I began underlining on the first page (Yes, I know - it’s a beautifully bound, hardback edition and I’m writing in it. I write in all my books. That’s what margins are for!).
Three notable things struck me after reading just the preface, introduction, overview, how to use this book and the timeline (these guys were thorough):
1. This book and the confessions within were never intended to replace the Bible but to summarize what we believe about the Bible;
2. It was intended for the use of laymen as well as church workers; and
3. makes clear the reality of absolute truth and the importance of confessing that truth and thereby rejecting error.
When I was a new Lutheran, my impression of rather liturgically minded people was that they held the confessions higher than the Bible. It seemed like the Catechism was used in place of the Bible for confirmation classes and confirmands could recite what they memorized from the catechism, but had trouble actually finding it in the Bible. Gradually I began to see from a less immature Lutheran viewpoint that the Small Catechism was intended to be teaching tool, not a biblical replacement. Apparently I’m not the only one who has had an inaccurate impression - I was delighted to see this issue addressed upfront in the new publication.
These documents never take the place of the Bible. They distinguish between what the Bible teaches and the false teachings of others, which undermine the use of God’s word. (p. 12)
A quote by C.F.W. Walther added to this point:
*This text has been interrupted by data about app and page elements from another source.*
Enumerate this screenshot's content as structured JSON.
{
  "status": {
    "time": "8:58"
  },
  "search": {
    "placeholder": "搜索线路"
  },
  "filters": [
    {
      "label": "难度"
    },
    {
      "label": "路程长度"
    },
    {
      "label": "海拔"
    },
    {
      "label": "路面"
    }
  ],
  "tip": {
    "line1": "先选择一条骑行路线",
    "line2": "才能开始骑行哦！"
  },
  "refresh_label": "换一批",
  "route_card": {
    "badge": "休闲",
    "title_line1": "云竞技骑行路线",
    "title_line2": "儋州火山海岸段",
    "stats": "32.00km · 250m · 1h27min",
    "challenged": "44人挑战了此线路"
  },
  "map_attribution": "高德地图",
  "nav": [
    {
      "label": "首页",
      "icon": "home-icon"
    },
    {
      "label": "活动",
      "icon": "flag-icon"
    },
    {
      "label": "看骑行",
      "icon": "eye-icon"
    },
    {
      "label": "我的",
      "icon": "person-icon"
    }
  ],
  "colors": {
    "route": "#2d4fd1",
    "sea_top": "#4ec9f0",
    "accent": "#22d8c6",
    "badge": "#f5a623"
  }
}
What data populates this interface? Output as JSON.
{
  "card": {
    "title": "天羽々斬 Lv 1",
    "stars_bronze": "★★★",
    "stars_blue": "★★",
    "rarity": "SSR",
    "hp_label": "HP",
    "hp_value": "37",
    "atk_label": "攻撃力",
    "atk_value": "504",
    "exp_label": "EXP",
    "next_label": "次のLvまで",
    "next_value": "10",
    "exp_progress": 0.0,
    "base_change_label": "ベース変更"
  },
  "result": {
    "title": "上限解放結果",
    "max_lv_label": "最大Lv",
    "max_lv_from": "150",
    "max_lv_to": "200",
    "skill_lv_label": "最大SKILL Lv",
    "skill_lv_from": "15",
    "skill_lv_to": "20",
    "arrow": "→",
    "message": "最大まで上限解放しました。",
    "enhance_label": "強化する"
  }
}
The Book of Concord should be in every Lutheran home. For that reason [our church] should provide a good, inexpensive copy, and pastors should see to it that every home has one…The Lord doesn’t want us to remain children, who are blown to and fro by every wind of doctrine; instead of that, He wants us to grow in knowledge so that we can teach others. (p. 11)
Also stated was:
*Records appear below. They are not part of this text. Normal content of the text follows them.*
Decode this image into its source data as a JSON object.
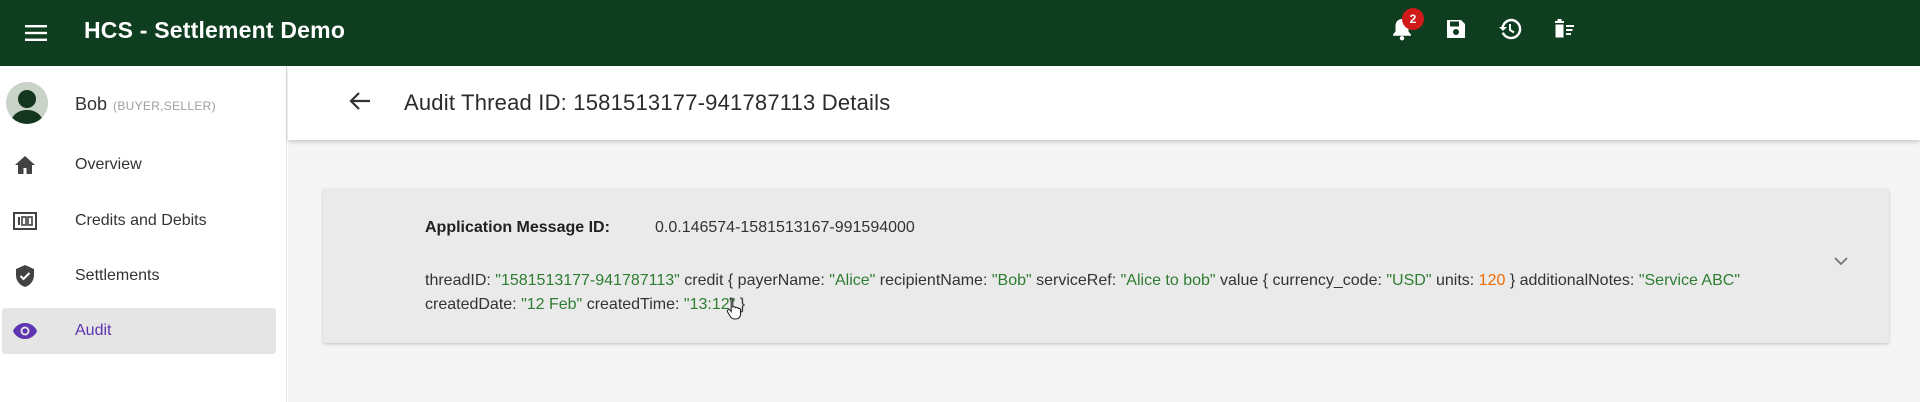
{
  "app": {
    "title": "HCS - Settlement Demo",
    "notifications_count": "2",
    "colors": {
      "appbar": "#0f3d1f",
      "active_nav": "#5e35b1",
      "string_value": "#2e7d32",
      "number_value": "#ef6c00",
      "badge": "#d11a1a"
    },
    "icons": [
      "menu-icon",
      "bell-icon",
      "save-icon",
      "history-icon",
      "delete-sweep-icon"
    ]
  },
  "user": {
    "name": "Bob",
    "roles": "(BUYER,SELLER)"
  },
  "sidebar": {
    "items": [
      {
        "label": "Overview",
        "icon": "home-icon"
      },
      {
        "label": "Credits and Debits",
        "icon": "ledger-icon"
      },
      {
        "label": "Settlements",
        "icon": "shield-icon"
      },
      {
        "label": "Audit",
        "icon": "eye-icon",
        "active": true
      }
    ]
  },
  "page": {
    "title": "Audit Thread ID: 1581513177-941787113 Details"
  },
  "message": {
    "id_label": "Application Message ID:",
    "id_value": "0.0.146574-1581513167-991594000",
    "payload": {
      "k_threadID": "threadID:",
      "threadID": "\"1581513177-941787113\"",
      "k_credit_open": "credit {",
      "k_payerName": "payerName:",
      "payerName": "\"Alice\"",
      "k_recipientName": "recipientName:",
      "recipientName": "\"Bob\"",
      "k_serviceRef": "serviceRef:",
      "serviceRef": "\"Alice to bob\"",
      "k_value_open": "value {",
      "k_currency_code": "currency_code:",
      "currency_code": "\"USD\"",
      "k_units": "units:",
      "units": "120",
      "k_close1": "}",
      "k_additionalNotes": "additionalNotes:",
      "additionalNotes": "\"Service ABC\"",
      "k_createdDate": "createdDate:",
      "createdDate": "\"12 Feb\"",
      "k_createdTime": "createdTime:",
      "createdTime": "\"13:12\"",
      "k_close2": "}"
    }
  }
}
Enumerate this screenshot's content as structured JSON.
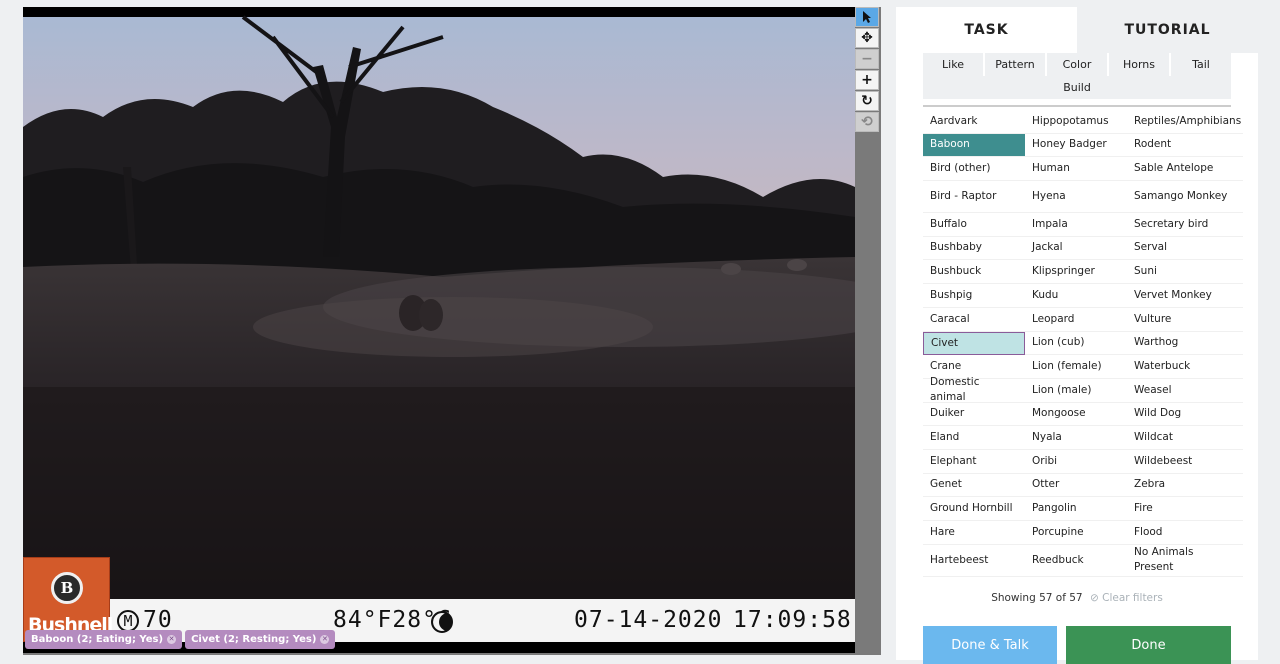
{
  "camera": {
    "brand": "Bushnell",
    "moon_label": "M",
    "reading": "70",
    "temperature": "84°F28°C",
    "date": "07-14-2020",
    "time": "17:09:58"
  },
  "annotations": [
    {
      "label": "Baboon (2; Eating; Yes)"
    },
    {
      "label": "Civet (2; Resting; Yes)"
    }
  ],
  "tools": [
    "pointer-icon",
    "move-icon",
    "zoom-out-icon",
    "zoom-in-icon",
    "rotate-icon",
    "reset-icon"
  ],
  "panel": {
    "tabs": {
      "task": "TASK",
      "tutorial": "TUTORIAL"
    },
    "filters": [
      "Like",
      "Pattern",
      "Color",
      "Horns",
      "Tail"
    ],
    "filter_build": "Build",
    "species": [
      "Aardvark",
      "Hippopotamus",
      "Reptiles/Amphibians",
      "Baboon",
      "Honey Badger",
      "Rodent",
      "Bird (other)",
      "Human",
      "Sable Antelope",
      "Bird - Raptor",
      "Hyena",
      "Samango Monkey",
      "Buffalo",
      "Impala",
      "Secretary bird",
      "Bushbaby",
      "Jackal",
      "Serval",
      "Bushbuck",
      "Klipspringer",
      "Suni",
      "Bushpig",
      "Kudu",
      "Vervet Monkey",
      "Caracal",
      "Leopard",
      "Vulture",
      "Civet",
      "Lion (cub)",
      "Warthog",
      "Crane",
      "Lion (female)",
      "Waterbuck",
      "Domestic animal",
      "Lion (male)",
      "Weasel",
      "Duiker",
      "Mongoose",
      "Wild Dog",
      "Eland",
      "Nyala",
      "Wildcat",
      "Elephant",
      "Oribi",
      "Wildebeest",
      "Genet",
      "Otter",
      "Zebra",
      "Ground Hornbill",
      "Pangolin",
      "Fire",
      "Hare",
      "Porcupine",
      "Flood",
      "Hartebeest",
      "Reedbuck",
      "No Animals Present"
    ],
    "selected": "Baboon",
    "highlighted": "Civet",
    "showing": "Showing 57 of 57",
    "clear_filters": "Clear filters",
    "done_talk": "Done & Talk",
    "done": "Done"
  }
}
Reaching out boldly with the Gospel of Jesus Christ is the goal of the Lutheran Confessions. They are not to be treated like museum pieces, kept under glass as interesting curiosities. Neither are they holiday decorations taken out once a year and admired, soon to be put away and forgotten. Nor are the Lutheran Confessions clubs used to bash people or shields to prevent contact with others or trophies set on a shelf. The Lutheran confessions are resources for extending and defending vigorously the Gospel of Jesus Christ. They are powerful tools for everyone to use, in all circumstances, for preaching, teaching, and proclaiming the Gospel of Jesus Christ and all the truths of God’s Word in the church, school, home, workplace, community, and throughout the world.
Smashing! Especially when realities like this are taken into account.
The several introductions give a brief but helpful historical and political context to the confessions that will undoubtedly help the more obscure references make sense. I’m excited to read more.